[Element data from apps and pages]
########################################

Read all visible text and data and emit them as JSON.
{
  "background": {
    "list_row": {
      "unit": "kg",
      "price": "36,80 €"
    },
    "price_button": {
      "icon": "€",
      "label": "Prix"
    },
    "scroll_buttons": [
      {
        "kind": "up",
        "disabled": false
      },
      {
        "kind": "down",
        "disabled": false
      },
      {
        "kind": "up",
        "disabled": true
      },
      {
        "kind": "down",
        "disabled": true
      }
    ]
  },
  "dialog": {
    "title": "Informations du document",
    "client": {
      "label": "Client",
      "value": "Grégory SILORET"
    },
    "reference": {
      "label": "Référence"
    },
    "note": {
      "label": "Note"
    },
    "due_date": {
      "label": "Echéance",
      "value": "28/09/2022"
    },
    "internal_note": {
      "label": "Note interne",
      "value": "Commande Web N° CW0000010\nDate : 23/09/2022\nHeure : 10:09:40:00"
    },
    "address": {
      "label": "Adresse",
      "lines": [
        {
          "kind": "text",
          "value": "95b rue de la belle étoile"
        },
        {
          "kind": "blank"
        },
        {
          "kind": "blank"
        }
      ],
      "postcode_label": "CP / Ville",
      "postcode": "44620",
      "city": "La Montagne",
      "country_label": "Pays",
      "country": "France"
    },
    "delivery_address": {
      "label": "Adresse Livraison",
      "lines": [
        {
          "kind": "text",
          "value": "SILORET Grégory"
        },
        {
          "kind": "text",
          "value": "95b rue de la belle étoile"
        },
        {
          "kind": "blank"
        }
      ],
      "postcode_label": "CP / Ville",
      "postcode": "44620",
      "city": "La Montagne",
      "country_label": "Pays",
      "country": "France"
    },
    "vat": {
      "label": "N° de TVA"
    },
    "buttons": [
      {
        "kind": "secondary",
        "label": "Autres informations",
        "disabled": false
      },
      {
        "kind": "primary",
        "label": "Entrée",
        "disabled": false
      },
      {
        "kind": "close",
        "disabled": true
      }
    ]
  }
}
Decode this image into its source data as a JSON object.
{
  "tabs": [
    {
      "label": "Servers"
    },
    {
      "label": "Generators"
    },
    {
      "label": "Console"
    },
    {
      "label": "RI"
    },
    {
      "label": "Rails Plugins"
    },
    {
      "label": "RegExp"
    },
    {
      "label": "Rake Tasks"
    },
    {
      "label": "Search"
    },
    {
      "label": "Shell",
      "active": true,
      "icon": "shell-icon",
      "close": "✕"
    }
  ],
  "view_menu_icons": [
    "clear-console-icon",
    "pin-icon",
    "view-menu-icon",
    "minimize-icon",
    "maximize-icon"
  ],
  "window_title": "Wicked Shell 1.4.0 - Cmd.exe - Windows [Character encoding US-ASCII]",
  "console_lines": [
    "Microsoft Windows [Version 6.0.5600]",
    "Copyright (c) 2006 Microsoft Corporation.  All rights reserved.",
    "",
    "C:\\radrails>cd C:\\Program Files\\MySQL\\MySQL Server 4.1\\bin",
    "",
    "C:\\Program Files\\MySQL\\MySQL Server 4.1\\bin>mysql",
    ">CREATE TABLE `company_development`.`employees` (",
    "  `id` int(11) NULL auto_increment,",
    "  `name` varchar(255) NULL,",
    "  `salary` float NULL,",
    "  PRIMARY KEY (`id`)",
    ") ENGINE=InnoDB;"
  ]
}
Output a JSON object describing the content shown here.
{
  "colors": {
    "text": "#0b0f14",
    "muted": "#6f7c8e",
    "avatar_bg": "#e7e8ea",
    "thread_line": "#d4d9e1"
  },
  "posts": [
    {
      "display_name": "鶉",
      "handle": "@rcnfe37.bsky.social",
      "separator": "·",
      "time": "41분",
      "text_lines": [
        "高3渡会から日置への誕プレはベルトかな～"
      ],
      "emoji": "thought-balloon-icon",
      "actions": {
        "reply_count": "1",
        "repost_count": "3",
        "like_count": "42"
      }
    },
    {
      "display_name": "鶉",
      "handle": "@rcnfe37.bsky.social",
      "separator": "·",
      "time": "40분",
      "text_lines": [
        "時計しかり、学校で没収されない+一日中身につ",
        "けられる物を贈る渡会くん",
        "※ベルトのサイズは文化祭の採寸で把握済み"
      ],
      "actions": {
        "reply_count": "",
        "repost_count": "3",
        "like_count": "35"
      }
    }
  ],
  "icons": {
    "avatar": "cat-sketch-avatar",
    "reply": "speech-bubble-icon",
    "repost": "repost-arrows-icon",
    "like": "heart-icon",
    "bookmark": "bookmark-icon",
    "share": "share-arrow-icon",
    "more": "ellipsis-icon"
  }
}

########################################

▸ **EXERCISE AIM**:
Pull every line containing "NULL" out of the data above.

▸ **SOLUTION FOR THIS EXERCISE**:
    "  `id` int(11) NULL auto_increment,",
    "  `name` varchar(255) NULL,",
    "  `salary` float NULL,",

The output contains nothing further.